◆ Work instructions: Go through the entries below and work out how many lines include "sessions"; give only that number.

.....

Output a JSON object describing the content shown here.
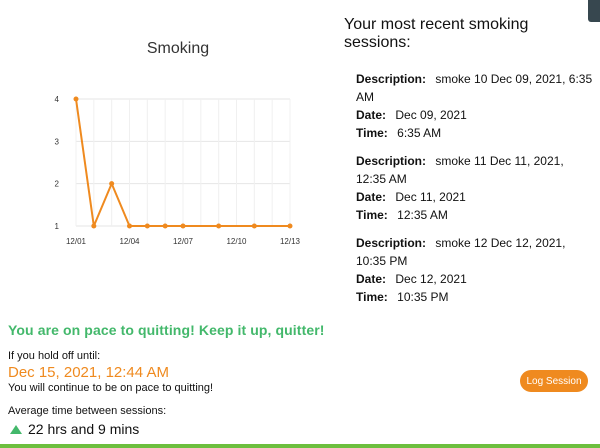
{
  "chart_title": "Smoking",
  "chart_data": {
    "type": "line",
    "title": "Smoking",
    "x": [
      "12/01",
      "12/02",
      "12/03",
      "12/04",
      "12/05",
      "12/06",
      "12/07",
      "12/08",
      "12/09",
      "12/10",
      "12/11",
      "12/12",
      "12/13"
    ],
    "xticks": [
      "12/01",
      "12/04",
      "12/07",
      "12/10",
      "12/13"
    ],
    "series": [
      {
        "values": [
          4,
          1,
          2,
          1,
          1,
          1,
          1,
          null,
          1,
          null,
          1,
          null,
          1
        ]
      }
    ],
    "ylim": [
      1,
      4
    ],
    "yticks": [
      1,
      2,
      3,
      4
    ],
    "grid": true,
    "color": "#ef8a1f"
  },
  "sessions": {
    "title": "Your most recent smoking sessions:",
    "labels": {
      "description": "Description:",
      "date": "Date:",
      "time": "Time:"
    },
    "items": [
      {
        "description": "smoke 10 Dec 09, 2021, 6:35 AM",
        "date": "Dec 09, 2021",
        "time": "6:35 AM"
      },
      {
        "description": "smoke 11 Dec 11, 2021, 12:35 AM",
        "date": "Dec 11, 2021",
        "time": "12:35 AM"
      },
      {
        "description": "smoke 12 Dec 12, 2021, 10:35 PM",
        "date": "Dec 12, 2021",
        "time": "10:35 PM"
      }
    ]
  },
  "status": {
    "pace_message": "You are on pace to quitting! Keep it up, quitter!",
    "holdoff_label": "If you hold off until:",
    "holdoff_date": "Dec 15, 2021, 12:44 AM",
    "continue_message": "You will continue to be on pace to quitting!",
    "avg_label": "Average time between sessions:",
    "avg_value": "22 hrs and 9 mins",
    "trend_icon": "triangle-up-icon"
  },
  "log_button": "Log Session",
  "colors": {
    "accent": "#ef8a1f",
    "success": "#43b86b"
  }
}
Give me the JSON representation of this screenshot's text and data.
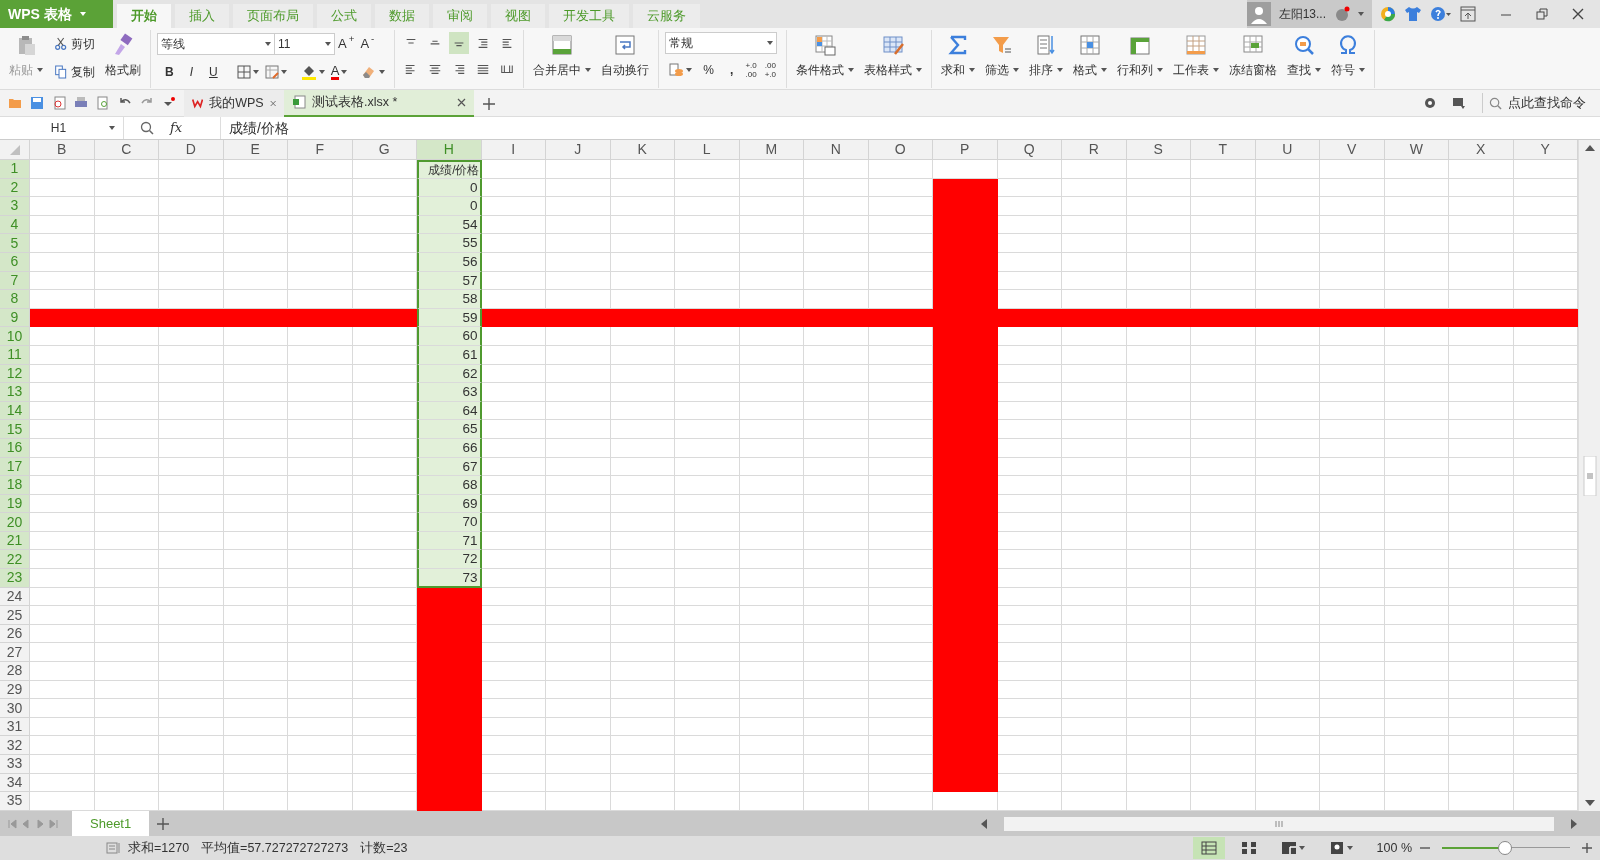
{
  "app_button": {
    "label": "WPS 表格"
  },
  "menu_tabs": [
    {
      "label": "开始",
      "selected": true
    },
    {
      "label": "插入",
      "selected": false
    },
    {
      "label": "页面布局",
      "selected": false
    },
    {
      "label": "公式",
      "selected": false
    },
    {
      "label": "数据",
      "selected": false
    },
    {
      "label": "审阅",
      "selected": false
    },
    {
      "label": "视图",
      "selected": false
    },
    {
      "label": "开发工具",
      "selected": false
    },
    {
      "label": "云服务",
      "selected": false
    }
  ],
  "account": {
    "name": "左阳13..."
  },
  "ribbon_groups": [
    {
      "kind": "clipboard",
      "paste": {
        "label": "粘贴",
        "disabled": true
      },
      "cut": "剪切",
      "copy": "复制",
      "painter": "格式刷"
    },
    {
      "kind": "font",
      "font": "等线",
      "size": "11",
      "size_buttons": [
        "A$^{+}$",
        "A$^{-}$"
      ],
      "style_buttons": [
        "B",
        "I",
        "U"
      ],
      "font_color": "A"
    },
    {
      "kind": "alignment",
      "buttons": [
        {
          "selected": false
        },
        {
          "selected": false
        },
        {
          "selected": true
        },
        {
          "selected": false
        },
        {
          "selected": false
        },
        {
          "selected": false
        },
        {
          "selected": false
        },
        {
          "selected": false
        },
        {
          "selected": false
        },
        {
          "selected": false
        }
      ]
    },
    {
      "kind": "buttons",
      "buttons": [
        {
          "label": "合并居中",
          "dropdown": true
        },
        {
          "label": "自动换行",
          "dropdown": false
        }
      ]
    },
    {
      "kind": "number",
      "format": "常规",
      "percent": "%",
      "comma": ",",
      "decimal_buttons": [
        [
          "+.0",
          ".00"
        ],
        [
          ".00",
          "+.0"
        ]
      ]
    },
    {
      "kind": "buttons",
      "buttons": [
        {
          "label": "条件格式",
          "dropdown": true
        },
        {
          "label": "表格样式",
          "dropdown": true
        }
      ]
    },
    {
      "kind": "buttons",
      "buttons": [
        {
          "label": "求和",
          "dropdown": true
        },
        {
          "label": "筛选",
          "dropdown": true
        },
        {
          "label": "排序",
          "dropdown": true
        },
        {
          "label": "格式",
          "dropdown": true
        },
        {
          "label": "行和列",
          "dropdown": true
        },
        {
          "label": "工作表",
          "dropdown": true
        },
        {
          "label": "冻结窗格",
          "dropdown": false
        },
        {
          "label": "查找",
          "dropdown": true
        },
        {
          "label": "符号",
          "dropdown": true
        }
      ]
    }
  ],
  "document_tabs": [
    {
      "label": "我的WPS",
      "selected": false
    },
    {
      "label": "测试表格.xlsx *",
      "selected": true
    }
  ],
  "command_search": {
    "placeholder": "点此查找命令"
  },
  "formula_bar": {
    "name_box": "H1",
    "fx": "fx",
    "value": "成绩/价格"
  },
  "grid": {
    "color": "#ff0000",
    "columns": [
      {
        "label": "B",
        "selected": false,
        "kind": "empty"
      },
      {
        "label": "C",
        "selected": false,
        "kind": "empty"
      },
      {
        "label": "D",
        "selected": false,
        "kind": "empty"
      },
      {
        "label": "E",
        "selected": false,
        "kind": "empty"
      },
      {
        "label": "F",
        "selected": false,
        "kind": "empty"
      },
      {
        "label": "G",
        "selected": false,
        "kind": "empty"
      },
      {
        "label": "H",
        "selected": true,
        "kind": "data"
      },
      {
        "label": "I",
        "selected": false,
        "kind": "empty"
      },
      {
        "label": "J",
        "selected": false,
        "kind": "empty"
      },
      {
        "label": "K",
        "selected": false,
        "kind": "empty"
      },
      {
        "label": "L",
        "selected": false,
        "kind": "empty"
      },
      {
        "label": "M",
        "selected": false,
        "kind": "empty"
      },
      {
        "label": "N",
        "selected": false,
        "kind": "empty"
      },
      {
        "label": "O",
        "selected": false,
        "kind": "empty"
      },
      {
        "label": "P",
        "selected": false,
        "kind": "empty"
      },
      {
        "label": "Q",
        "selected": false,
        "kind": "empty"
      },
      {
        "label": "R",
        "selected": false,
        "kind": "empty"
      },
      {
        "label": "S",
        "selected": false,
        "kind": "empty"
      },
      {
        "label": "T",
        "selected": false,
        "kind": "empty"
      },
      {
        "label": "U",
        "selected": false,
        "kind": "empty"
      },
      {
        "label": "V",
        "selected": false,
        "kind": "empty"
      },
      {
        "label": "W",
        "selected": false,
        "kind": "empty"
      },
      {
        "label": "X",
        "selected": false,
        "kind": "empty"
      },
      {
        "label": "Y",
        "selected": false,
        "kind": "empty"
      }
    ],
    "rows": [
      {
        "label": "1",
        "selected": true,
        "value": "成绩/价格",
        "filled": [
          false,
          false,
          false,
          false,
          false,
          false,
          false,
          false,
          false,
          false,
          false,
          false,
          false,
          false,
          false,
          false,
          false,
          false,
          false,
          false,
          false,
          false,
          false,
          false
        ]
      },
      {
        "label": "2",
        "selected": true,
        "value": "0",
        "filled": [
          false,
          false,
          false,
          false,
          false,
          false,
          false,
          false,
          false,
          false,
          false,
          false,
          false,
          false,
          true,
          false,
          false,
          false,
          false,
          false,
          false,
          false,
          false,
          false
        ]
      },
      {
        "label": "3",
        "selected": true,
        "value": "0",
        "filled": [
          false,
          false,
          false,
          false,
          false,
          false,
          false,
          false,
          false,
          false,
          false,
          false,
          false,
          false,
          true,
          false,
          false,
          false,
          false,
          false,
          false,
          false,
          false,
          false
        ]
      },
      {
        "label": "4",
        "selected": true,
        "value": "54",
        "filled": [
          false,
          false,
          false,
          false,
          false,
          false,
          false,
          false,
          false,
          false,
          false,
          false,
          false,
          false,
          true,
          false,
          false,
          false,
          false,
          false,
          false,
          false,
          false,
          false
        ]
      },
      {
        "label": "5",
        "selected": true,
        "value": "55",
        "filled": [
          false,
          false,
          false,
          false,
          false,
          false,
          false,
          false,
          false,
          false,
          false,
          false,
          false,
          false,
          true,
          false,
          false,
          false,
          false,
          false,
          false,
          false,
          false,
          false
        ]
      },
      {
        "label": "6",
        "selected": true,
        "value": "56",
        "filled": [
          false,
          false,
          false,
          false,
          false,
          false,
          false,
          false,
          false,
          false,
          false,
          false,
          false,
          false,
          true,
          false,
          false,
          false,
          false,
          false,
          false,
          false,
          false,
          false
        ]
      },
      {
        "label": "7",
        "selected": true,
        "value": "57",
        "filled": [
          false,
          false,
          false,
          false,
          false,
          false,
          false,
          false,
          false,
          false,
          false,
          false,
          false,
          false,
          true,
          false,
          false,
          false,
          false,
          false,
          false,
          false,
          false,
          false
        ]
      },
      {
        "label": "8",
        "selected": true,
        "value": "58",
        "filled": [
          false,
          false,
          false,
          false,
          false,
          false,
          false,
          false,
          false,
          false,
          false,
          false,
          false,
          false,
          true,
          false,
          false,
          false,
          false,
          false,
          false,
          false,
          false,
          false
        ]
      },
      {
        "label": "9",
        "selected": true,
        "value": "59",
        "filled": [
          true,
          true,
          true,
          true,
          true,
          true,
          false,
          true,
          true,
          true,
          true,
          true,
          true,
          true,
          true,
          true,
          true,
          true,
          true,
          true,
          true,
          true,
          true,
          true
        ]
      },
      {
        "label": "10",
        "selected": true,
        "value": "60",
        "filled": [
          false,
          false,
          false,
          false,
          false,
          false,
          false,
          false,
          false,
          false,
          false,
          false,
          false,
          false,
          true,
          false,
          false,
          false,
          false,
          false,
          false,
          false,
          false,
          false
        ]
      },
      {
        "label": "11",
        "selected": true,
        "value": "61",
        "filled": [
          false,
          false,
          false,
          false,
          false,
          false,
          false,
          false,
          false,
          false,
          false,
          false,
          false,
          false,
          true,
          false,
          false,
          false,
          false,
          false,
          false,
          false,
          false,
          false
        ]
      },
      {
        "label": "12",
        "selected": true,
        "value": "62",
        "filled": [
          false,
          false,
          false,
          false,
          false,
          false,
          false,
          false,
          false,
          false,
          false,
          false,
          false,
          false,
          true,
          false,
          false,
          false,
          false,
          false,
          false,
          false,
          false,
          false
        ]
      },
      {
        "label": "13",
        "selected": true,
        "value": "63",
        "filled": [
          false,
          false,
          false,
          false,
          false,
          false,
          false,
          false,
          false,
          false,
          false,
          false,
          false,
          false,
          true,
          false,
          false,
          false,
          false,
          false,
          false,
          false,
          false,
          false
        ]
      },
      {
        "label": "14",
        "selected": true,
        "value": "64",
        "filled": [
          false,
          false,
          false,
          false,
          false,
          false,
          false,
          false,
          false,
          false,
          false,
          false,
          false,
          false,
          true,
          false,
          false,
          false,
          false,
          false,
          false,
          false,
          false,
          false
        ]
      },
      {
        "label": "15",
        "selected": true,
        "value": "65",
        "filled": [
          false,
          false,
          false,
          false,
          false,
          false,
          false,
          false,
          false,
          false,
          false,
          false,
          false,
          false,
          true,
          false,
          false,
          false,
          false,
          false,
          false,
          false,
          false,
          false
        ]
      },
      {
        "label": "16",
        "selected": true,
        "value": "66",
        "filled": [
          false,
          false,
          false,
          false,
          false,
          false,
          false,
          false,
          false,
          false,
          false,
          false,
          false,
          false,
          true,
          false,
          false,
          false,
          false,
          false,
          false,
          false,
          false,
          false
        ]
      },
      {
        "label": "17",
        "selected": true,
        "value": "67",
        "filled": [
          false,
          false,
          false,
          false,
          false,
          false,
          false,
          false,
          false,
          false,
          false,
          false,
          false,
          false,
          true,
          false,
          false,
          false,
          false,
          false,
          false,
          false,
          false,
          false
        ]
      },
      {
        "label": "18",
        "selected": true,
        "value": "68",
        "filled": [
          false,
          false,
          false,
          false,
          false,
          false,
          false,
          false,
          false,
          false,
          false,
          false,
          false,
          false,
          true,
          false,
          false,
          false,
          false,
          false,
          false,
          false,
          false,
          false
        ]
      },
      {
        "label": "19",
        "selected": true,
        "value": "69",
        "filled": [
          false,
          false,
          false,
          false,
          false,
          false,
          false,
          false,
          false,
          false,
          false,
          false,
          false,
          false,
          true,
          false,
          false,
          false,
          false,
          false,
          false,
          false,
          false,
          false
        ]
      },
      {
        "label": "20",
        "selected": true,
        "value": "70",
        "filled": [
          false,
          false,
          false,
          false,
          false,
          false,
          false,
          false,
          false,
          false,
          false,
          false,
          false,
          false,
          true,
          false,
          false,
          false,
          false,
          false,
          false,
          false,
          false,
          false
        ]
      },
      {
        "label": "21",
        "selected": true,
        "value": "71",
        "filled": [
          false,
          false,
          false,
          false,
          false,
          false,
          false,
          false,
          false,
          false,
          false,
          false,
          false,
          false,
          true,
          false,
          false,
          false,
          false,
          false,
          false,
          false,
          false,
          false
        ]
      },
      {
        "label": "22",
        "selected": true,
        "value": "72",
        "filled": [
          false,
          false,
          false,
          false,
          false,
          false,
          false,
          false,
          false,
          false,
          false,
          false,
          false,
          false,
          true,
          false,
          false,
          false,
          false,
          false,
          false,
          false,
          false,
          false
        ]
      },
      {
        "label": "23",
        "selected": true,
        "value": "73",
        "filled": [
          false,
          false,
          false,
          false,
          false,
          false,
          false,
          false,
          false,
          false,
          false,
          false,
          false,
          false,
          true,
          false,
          false,
          false,
          false,
          false,
          false,
          false,
          false,
          false
        ]
      },
      {
        "label": "24",
        "selected": false,
        "filled": [
          false,
          false,
          false,
          false,
          false,
          false,
          true,
          false,
          false,
          false,
          false,
          false,
          false,
          false,
          true,
          false,
          false,
          false,
          false,
          false,
          false,
          false,
          false,
          false
        ]
      },
      {
        "label": "25",
        "selected": false,
        "filled": [
          false,
          false,
          false,
          false,
          false,
          false,
          true,
          false,
          false,
          false,
          false,
          false,
          false,
          false,
          true,
          false,
          false,
          false,
          false,
          false,
          false,
          false,
          false,
          false
        ]
      },
      {
        "label": "26",
        "selected": false,
        "filled": [
          false,
          false,
          false,
          false,
          false,
          false,
          true,
          false,
          false,
          false,
          false,
          false,
          false,
          false,
          true,
          false,
          false,
          false,
          false,
          false,
          false,
          false,
          false,
          false
        ]
      },
      {
        "label": "27",
        "selected": false,
        "filled": [
          false,
          false,
          false,
          false,
          false,
          false,
          true,
          false,
          false,
          false,
          false,
          false,
          false,
          false,
          true,
          false,
          false,
          false,
          false,
          false,
          false,
          false,
          false,
          false
        ]
      },
      {
        "label": "28",
        "selected": false,
        "filled": [
          false,
          false,
          false,
          false,
          false,
          false,
          true,
          false,
          false,
          false,
          false,
          false,
          false,
          false,
          true,
          false,
          false,
          false,
          false,
          false,
          false,
          false,
          false,
          false
        ]
      },
      {
        "label": "29",
        "selected": false,
        "filled": [
          false,
          false,
          false,
          false,
          false,
          false,
          true,
          false,
          false,
          false,
          false,
          false,
          false,
          false,
          true,
          false,
          false,
          false,
          false,
          false,
          false,
          false,
          false,
          false
        ]
      },
      {
        "label": "30",
        "selected": false,
        "filled": [
          false,
          false,
          false,
          false,
          false,
          false,
          true,
          false,
          false,
          false,
          false,
          false,
          false,
          false,
          true,
          false,
          false,
          false,
          false,
          false,
          false,
          false,
          false,
          false
        ]
      },
      {
        "label": "31",
        "selected": false,
        "filled": [
          false,
          false,
          false,
          false,
          false,
          false,
          true,
          false,
          false,
          false,
          false,
          false,
          false,
          false,
          true,
          false,
          false,
          false,
          false,
          false,
          false,
          false,
          false,
          false
        ]
      },
      {
        "label": "32",
        "selected": false,
        "filled": [
          false,
          false,
          false,
          false,
          false,
          false,
          true,
          false,
          false,
          false,
          false,
          false,
          false,
          false,
          true,
          false,
          false,
          false,
          false,
          false,
          false,
          false,
          false,
          false
        ]
      },
      {
        "label": "33",
        "selected": false,
        "filled": [
          false,
          false,
          false,
          false,
          false,
          false,
          true,
          false,
          false,
          false,
          false,
          false,
          false,
          false,
          true,
          false,
          false,
          false,
          false,
          false,
          false,
          false,
          false,
          false
        ]
      },
      {
        "label": "34",
        "selected": false,
        "filled": [
          false,
          false,
          false,
          false,
          false,
          false,
          true,
          false,
          false,
          false,
          false,
          false,
          false,
          false,
          true,
          false,
          false,
          false,
          false,
          false,
          false,
          false,
          false,
          false
        ]
      },
      {
        "label": "35",
        "selected": false,
        "filled": [
          false,
          false,
          false,
          false,
          false,
          false,
          true,
          false,
          false,
          false,
          false,
          false,
          false,
          false,
          false,
          false,
          false,
          false,
          false,
          false,
          false,
          false,
          false,
          false
        ]
      }
    ]
  },
  "sheet_tabs": [
    {
      "label": "Sheet1",
      "selected": true
    }
  ],
  "status_bar": {
    "summary": [
      "求和=1270",
      "平均值=57.727272727273",
      "计数=23"
    ],
    "view_buttons": [
      {
        "selected": true,
        "dropdown": false
      },
      {
        "selected": false,
        "dropdown": false
      },
      {
        "selected": false,
        "dropdown": true
      },
      {
        "selected": false,
        "dropdown": true
      }
    ],
    "zoom": "100 %",
    "zoom_slider": {
      "level": 0.49
    }
  }
}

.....

◆ Exercise response: 3